What is the right thing to do when your dog damages someone else’s property, especially if you’re visiting a friend or family members house? While the answer may seem pretty obvious, the appropriate way of handling it goes beyond just pulling out your check book. Read on for a few tips on how to get back into your host’s good graces.
We often think of our pets as being perfect angels – well-behaved, sweet, just the greatest beings that have ever existed. To be honest, I’m still not convinced mine isn’t – but I might be biased. No matter how well-behaved your pup is at home, it always seems to be when you go out that they decide to leave their manners behind.
I had a wonderful hound mix pup who came with me to my parents’ house one day (of many) and slipped her leash. In less than 15 seconds, this wonderful puppy who was so very good around our cats – including a 2-3 week old kitten we rescued – had one of my father’s hens in her jaws and had carried the bird into the woods. I managed to free her from the jaws of my dog, and neither was any worse for the wear, but a few seconds slower on my part and the picture would have looked much different. She was sweet, and well-behaved, until she wasn’t.
My border-collie mix liked to prove at every obedience class that she didn’t have any idea what was being asked of her – regardless of showing us only moments before leaving the house that she could do it all perfectly. She is the first dog I’ve ever known to throw full-blown temper tantrums when she gets bored or frustrated – which are both hilarious and exasperating – but she doesn’t do it at home, only in front of people we’ve bragged about her to. So far, she hasn’t done any damage outside of our home, but I get the feeling it’s just a matter of time.
What to do when your dog damages another person’s property
When we take our dogs out, we are responsible for their behaviour. That doesn’t mean it’s necessarily our fault – but by bringing them into an environment other than our home, we are essentially telling people that they are safe to be around, well-behaved, and at least somewhat predictable.
So what happens if you’re out with your dog – visiting family or friends, walking through a quiet neighborhood, or shopping through a pet-friendly store – and they decide to get some energy out by destroying something that isn’t yours? It happens, and it can be frustrating and embarrassing – especially if you had to fight to get to bring your dog in the first place (Awkward family gatherings, anybody? No? Just me?).
1– First of all, as cynical as it sounds, you should get a picture of the damage if you can – just in case the matter goes further later on. This is especially crucial if anyone has been injured (that’s a matter for a whole other discussion, but still worth mentioning at this point).
2– Second – and most importantly – apologize. You might be surprised how far this can take you. People understand that accidents happen, and your attitude can make or break the situation.
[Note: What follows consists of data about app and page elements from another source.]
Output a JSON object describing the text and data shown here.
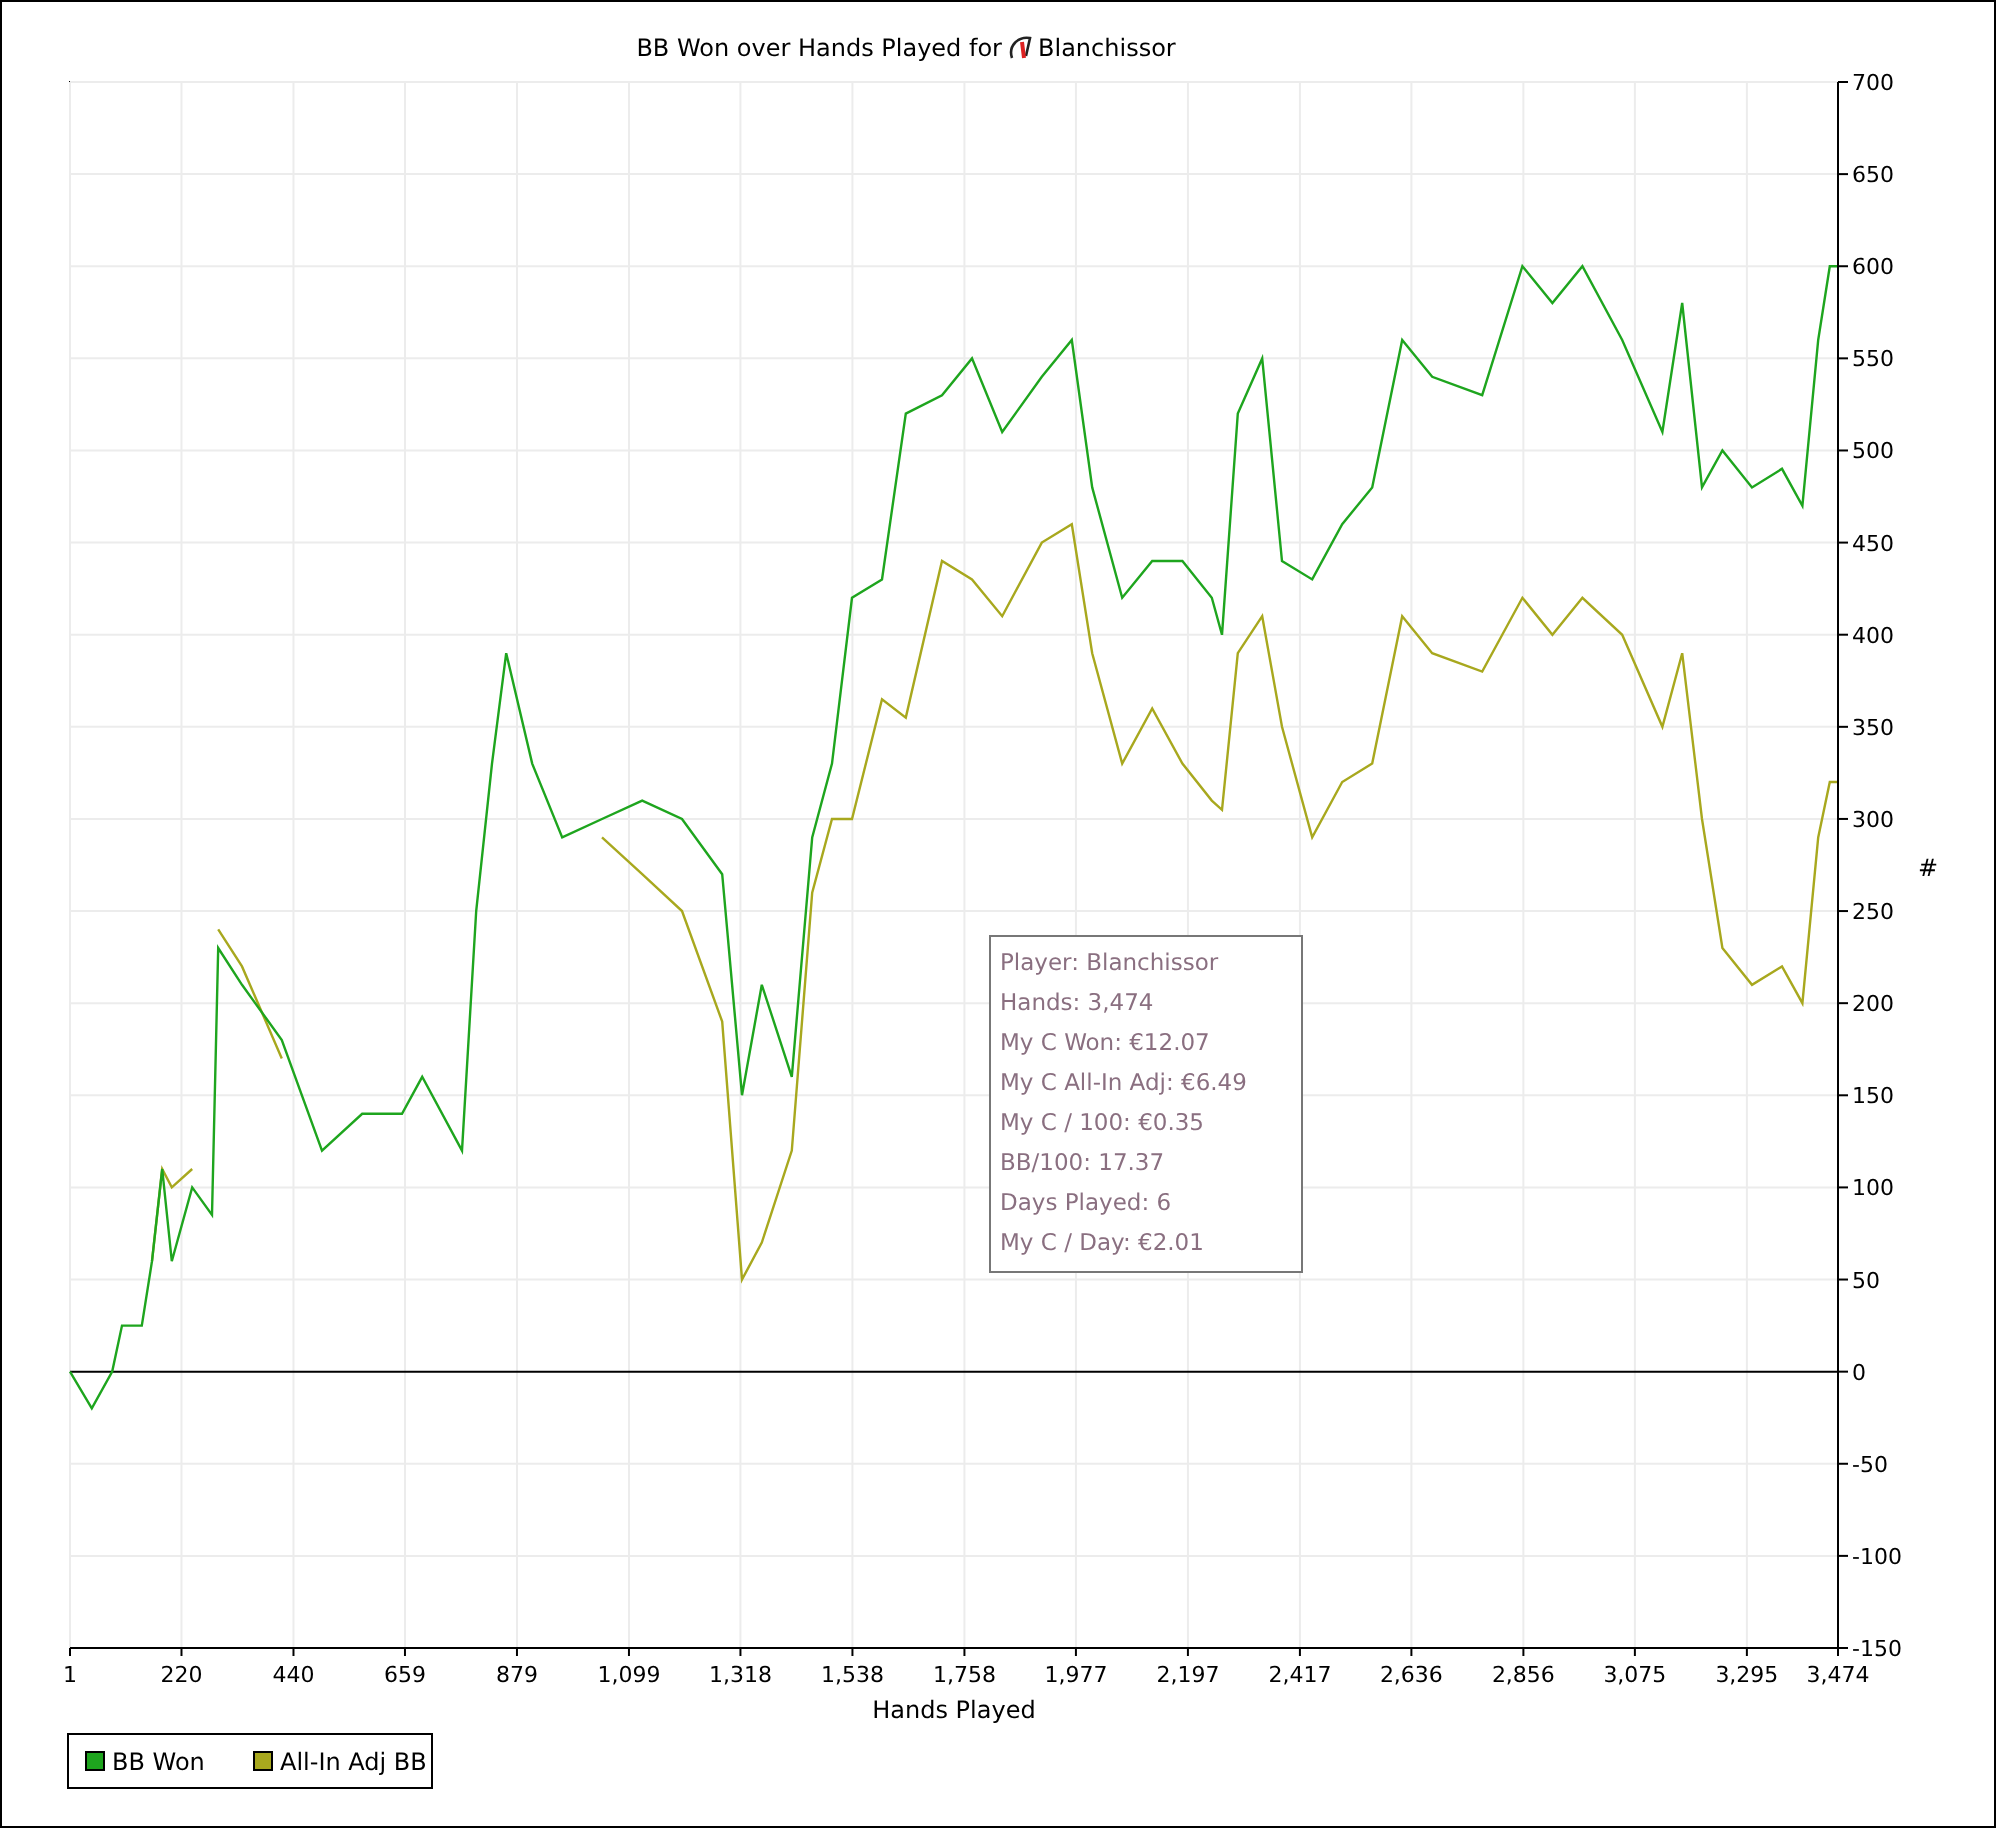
{
  "chart": {
    "title": "BB Won over Hands Played for",
    "player": "Blanchissor",
    "chart_data": {
      "type": "line",
      "xlabel": "Hands Played",
      "ylabel": "#",
      "x": [
        1,
        44,
        84,
        103,
        142,
        162,
        182,
        201,
        241,
        280,
        292,
        339,
        417,
        496,
        575,
        653,
        693,
        771,
        799,
        830,
        858,
        909,
        968,
        1046,
        1125,
        1203,
        1282,
        1321,
        1360,
        1419,
        1459,
        1498,
        1537,
        1596,
        1643,
        1714,
        1773,
        1832,
        1910,
        1969,
        2009,
        2068,
        2127,
        2186,
        2244,
        2264,
        2295,
        2343,
        2382,
        2441,
        2500,
        2559,
        2618,
        2677,
        2775,
        2854,
        2913,
        2972,
        3050,
        3129,
        3168,
        3207,
        3247,
        3305,
        3364,
        3404,
        3435,
        3458,
        3474
      ],
      "series": [
        {
          "name": "BB Won",
          "color": "#1ea51e",
          "values": [
            0,
            -20,
            0,
            25,
            25,
            60,
            110,
            60,
            100,
            85,
            230,
            210,
            180,
            120,
            140,
            140,
            160,
            120,
            250,
            330,
            390,
            330,
            290,
            300,
            310,
            300,
            270,
            150,
            210,
            160,
            290,
            330,
            420,
            430,
            520,
            530,
            550,
            510,
            540,
            560,
            480,
            420,
            440,
            440,
            420,
            400,
            520,
            550,
            440,
            430,
            460,
            480,
            560,
            540,
            530,
            600,
            580,
            600,
            560,
            510,
            580,
            480,
            500,
            480,
            490,
            470,
            560,
            600,
            600
          ]
        },
        {
          "name": "All-In Adj BB",
          "color": "#a8a81e",
          "values": [
            null,
            null,
            null,
            null,
            null,
            60,
            110,
            100,
            110,
            null,
            240,
            220,
            170,
            null,
            null,
            null,
            null,
            null,
            null,
            null,
            null,
            null,
            null,
            290,
            270,
            250,
            190,
            50,
            70,
            120,
            260,
            300,
            300,
            365,
            355,
            440,
            430,
            410,
            450,
            460,
            390,
            330,
            360,
            330,
            310,
            305,
            390,
            410,
            350,
            290,
            320,
            330,
            410,
            390,
            380,
            420,
            400,
            420,
            400,
            350,
            390,
            300,
            230,
            210,
            220,
            200,
            290,
            320,
            320
          ]
        }
      ],
      "xlim": [
        1,
        3474
      ],
      "ylim": [
        -150,
        700
      ],
      "xticks": [
        {
          "value": 1,
          "label": "1"
        },
        {
          "value": 220,
          "label": "220"
        },
        {
          "value": 440,
          "label": "440"
        },
        {
          "value": 659,
          "label": "659"
        },
        {
          "value": 879,
          "label": "879"
        },
        {
          "value": 1099,
          "label": "1,099"
        },
        {
          "value": 1318,
          "label": "1,318"
        },
        {
          "value": 1538,
          "label": "1,538"
        },
        {
          "value": 1758,
          "label": "1,758"
        },
        {
          "value": 1977,
          "label": "1,977"
        },
        {
          "value": 2197,
          "label": "2,197"
        },
        {
          "value": 2417,
          "label": "2,417"
        },
        {
          "value": 2636,
          "label": "2,636"
        },
        {
          "value": 2856,
          "label": "2,856"
        },
        {
          "value": 3075,
          "label": "3,075"
        },
        {
          "value": 3295,
          "label": "3,295"
        },
        {
          "value": 3474,
          "label": "3,474"
        }
      ],
      "yticks": [
        -150,
        -100,
        -50,
        0,
        50,
        100,
        150,
        200,
        250,
        300,
        350,
        400,
        450,
        500,
        550,
        600,
        650,
        700
      ],
      "grid": true,
      "legend": true
    },
    "tooltip": [
      "Player: Blanchissor",
      "Hands: 3,474",
      "My C Won: €12.07",
      "My C All-In Adj: €6.49",
      "My C / 100: €0.35",
      "BB/100: 17.37",
      "Days Played: 6",
      "My C / Day: €2.01"
    ]
  }
}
Try not to blame the other person if possible (“Well if you didn’t have such expensive carpets…”, “Who plants flowers so close to the sidewalk?”) – even if you feel they are at least partly responsible – but – don’t be a doormat either. Some people don’t like dogs (I have no idea what’s wrong with them either…) and will look for a reason to complain about your precious pup. If your dog didn’t do anything wrong, stick to your position. If you know you always pick up after your dog and someone is yelling at you that they’ve been using their lawn as an over sized puppy pad – let them know you’re not to blame.
3– Third – if there really is damage, and your dog really did cause it – offer to make amends. If you have the skill, you could offer to fix damage yourself – or for things that aren’t easily mended, you could offer to pay to have it replaced or repaired. Depending on the person you’re dealing with, they may very well decide it’s unnecessary for you to reimburse them (I have heard many times “don’t worry, they’re only things” – from pet-lovers who understand that these things happen when pups are involved, no matter how hard we try) – but the fact that you offered lets them know that you are willing to take responsibility and that you aren’t making light of their feelings on the matter.
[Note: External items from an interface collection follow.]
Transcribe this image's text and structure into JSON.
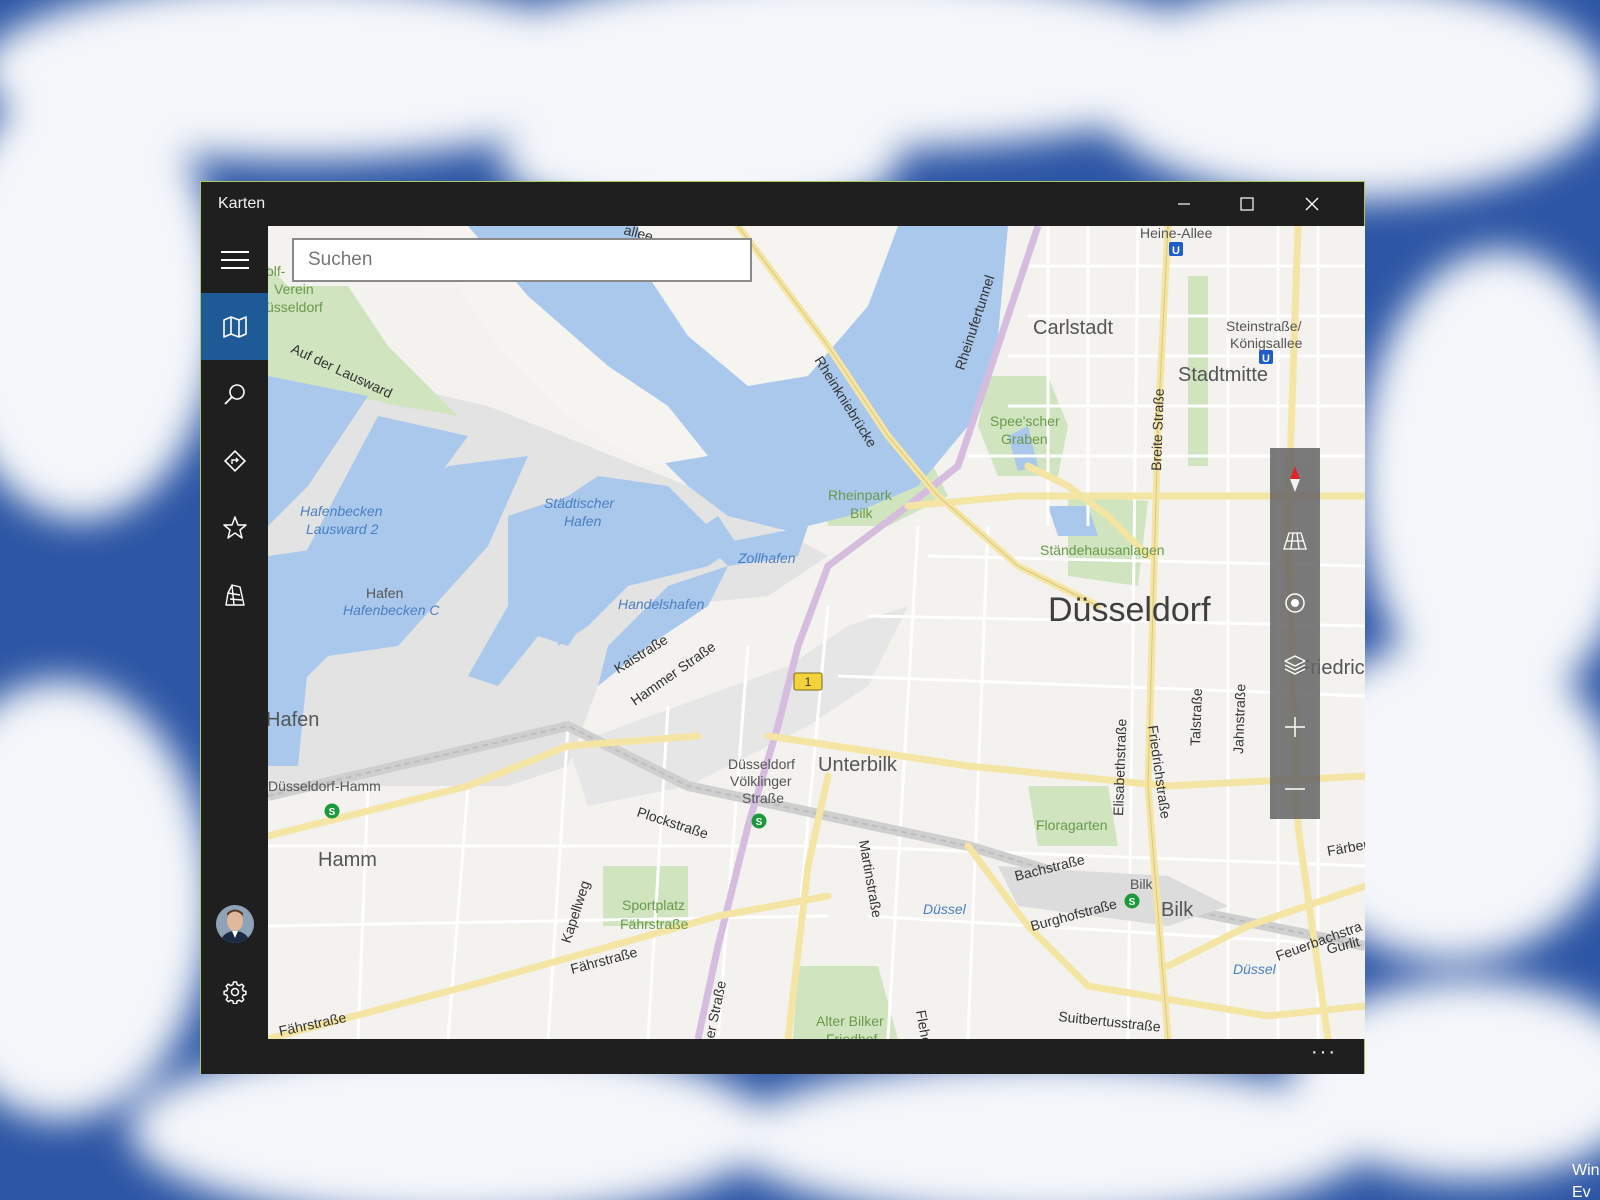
{
  "window": {
    "title": "Karten"
  },
  "search": {
    "placeholder": "Suchen",
    "value": ""
  },
  "sidebar": {
    "items": [
      {
        "id": "menu",
        "icon": "hamburger-icon"
      },
      {
        "id": "map",
        "icon": "map-icon",
        "active": true
      },
      {
        "id": "search",
        "icon": "search-icon"
      },
      {
        "id": "directions",
        "icon": "directions-icon"
      },
      {
        "id": "favorites",
        "icon": "star-icon"
      },
      {
        "id": "3d-cities",
        "icon": "3d-city-icon"
      }
    ],
    "bottom": [
      {
        "id": "account",
        "icon": "avatar"
      },
      {
        "id": "settings",
        "icon": "gear-icon"
      }
    ]
  },
  "map_controls": [
    {
      "id": "compass",
      "icon": "compass-icon"
    },
    {
      "id": "tilt",
      "icon": "tilt-grid-icon"
    },
    {
      "id": "location",
      "icon": "location-icon"
    },
    {
      "id": "layers",
      "icon": "layers-icon"
    },
    {
      "id": "zoom-in",
      "icon": "plus-icon"
    },
    {
      "id": "zoom-out",
      "icon": "minus-icon"
    }
  ],
  "map": {
    "district_labels": {
      "duesseldorf": "Düsseldorf",
      "carlstadt": "Carlstadt",
      "stadtmitte": "Stadtmitte",
      "unterbilk": "Unterbilk",
      "hamm": "Hamm",
      "bilk": "Bilk",
      "hafen": "Hafen",
      "friedric": "Friedric"
    },
    "water_labels": {
      "hafenbecken_lausward_1": "Hafenbecken",
      "hafenbecken_lausward_2": "Lausward 2",
      "staedtischer_1": "Städtischer",
      "staedtischer_2": "Hafen",
      "zollhafen": "Zollhafen",
      "handelshafen": "Handelshafen",
      "hafenbecken_c": "Hafenbecken C",
      "duessel_1": "Düssel",
      "duessel_2": "Düssel"
    },
    "green_labels": {
      "spee_1": "Spee'scher",
      "spee_2": "Graben",
      "rheinpark_1": "Rheinpark",
      "rheinpark_2": "Bilk",
      "staendehaus": "Ständehausanlagen",
      "floragarten": "Floragarten",
      "sportplatz_1": "Sportplatz",
      "sportplatz_2": "Fährstraße",
      "alter_bilker_1": "Alter Bilker",
      "alter_bilker_2": "Friedhof",
      "golf_1": "olf-",
      "golf_2": "Verein",
      "golf_3": "üsseldorf"
    },
    "street_labels": {
      "allee_top": "allee",
      "auf_der_lausward": "Auf der Lausward",
      "rheinkniebruecke": "Rheinkniebrücke",
      "rheinufertunnel": "Rheinufertunnel",
      "breite_strasse": "Breite Straße",
      "kaistrasse": "Kaistraße",
      "hammer_strasse": "Hammer Straße",
      "plockstrasse": "Plockstraße",
      "kapellweg": "Kapellweg",
      "faehrstrasse_1": "Fährstraße",
      "faehrstrasse_2": "Fährstraße",
      "voelklinger_str": "er Straße",
      "martinstrasse": "Martinstraße",
      "elisabethstrasse": "Elisabethstraße",
      "friedrichstrasse": "Friedrichstraße",
      "talstrasse": "Talstraße",
      "jahnstrasse": "Jahnstraße",
      "bachstrasse": "Bachstraße",
      "burghofstrasse": "Burghofstraße",
      "suitbertusstrasse": "Suitbertusstraße",
      "feuerbachstr": "Feuerbachstra",
      "gurlit": "Gurlit",
      "faerber": "Färber",
      "flehe": "Flehe"
    },
    "transit_labels": {
      "heine_allee": "Heine-Allee",
      "steinstrasse_1": "Steinstraße/",
      "steinstrasse_2": "Königsallee",
      "voelklinger_1": "Düsseldorf",
      "voelklinger_2": "Völklinger",
      "voelklinger_3": "Straße",
      "hamm_station": "Düsseldorf-Hamm",
      "bilk_station": "Bilk"
    },
    "road_shield": "1",
    "u_badge": "U",
    "s_badge": "S"
  },
  "bottombar": {
    "more_label": "···"
  },
  "desktop": {
    "corner_1": "Win",
    "corner_2": "Ev"
  },
  "colors": {
    "titlebar": "#1f1f1f",
    "active_nav": "#1e5a96",
    "water": "#a9c8ec",
    "park": "#cfe4bf",
    "major_road": "#f4e5a5",
    "tram": "#d6bde0",
    "map_bg": "#f3f2ef",
    "window_border": "#a9c95e"
  }
}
When it comes to our dogs, all we can do is our best. Training is such an important part of our life with them, and it makes it easier for them to become an integrated part of as much of our lives as possible. In addition, try to read their mood and body language – if they seem particularly restless on any given day, it might be better to take them for a solo walk rather than into a place full of temptations.
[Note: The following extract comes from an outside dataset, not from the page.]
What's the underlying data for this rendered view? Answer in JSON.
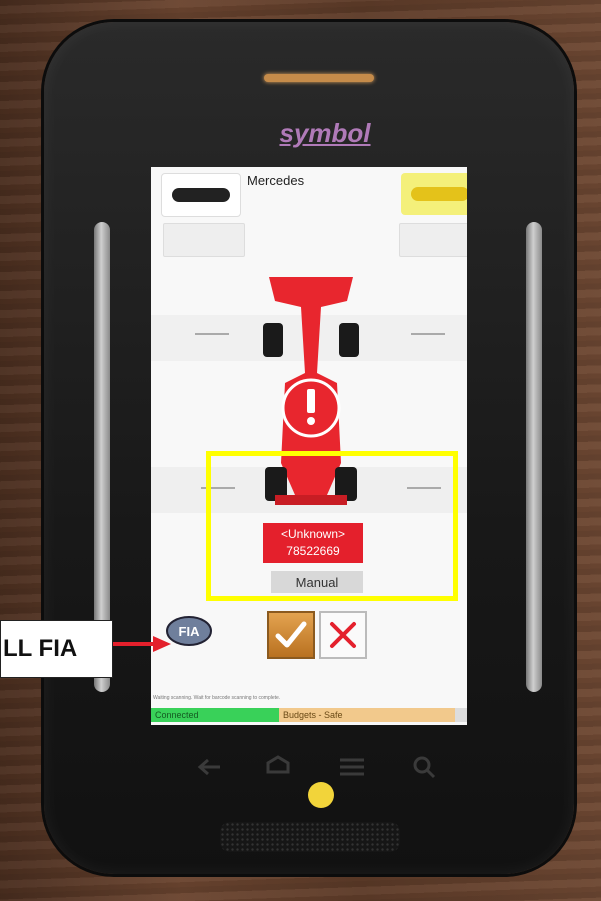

Our pups’ imperfections and quirks can lead to problems, but it’s part of what we love about them. Sometimes they can be frustrating, but look for the humor where you can – we’re not so perfect ourselves.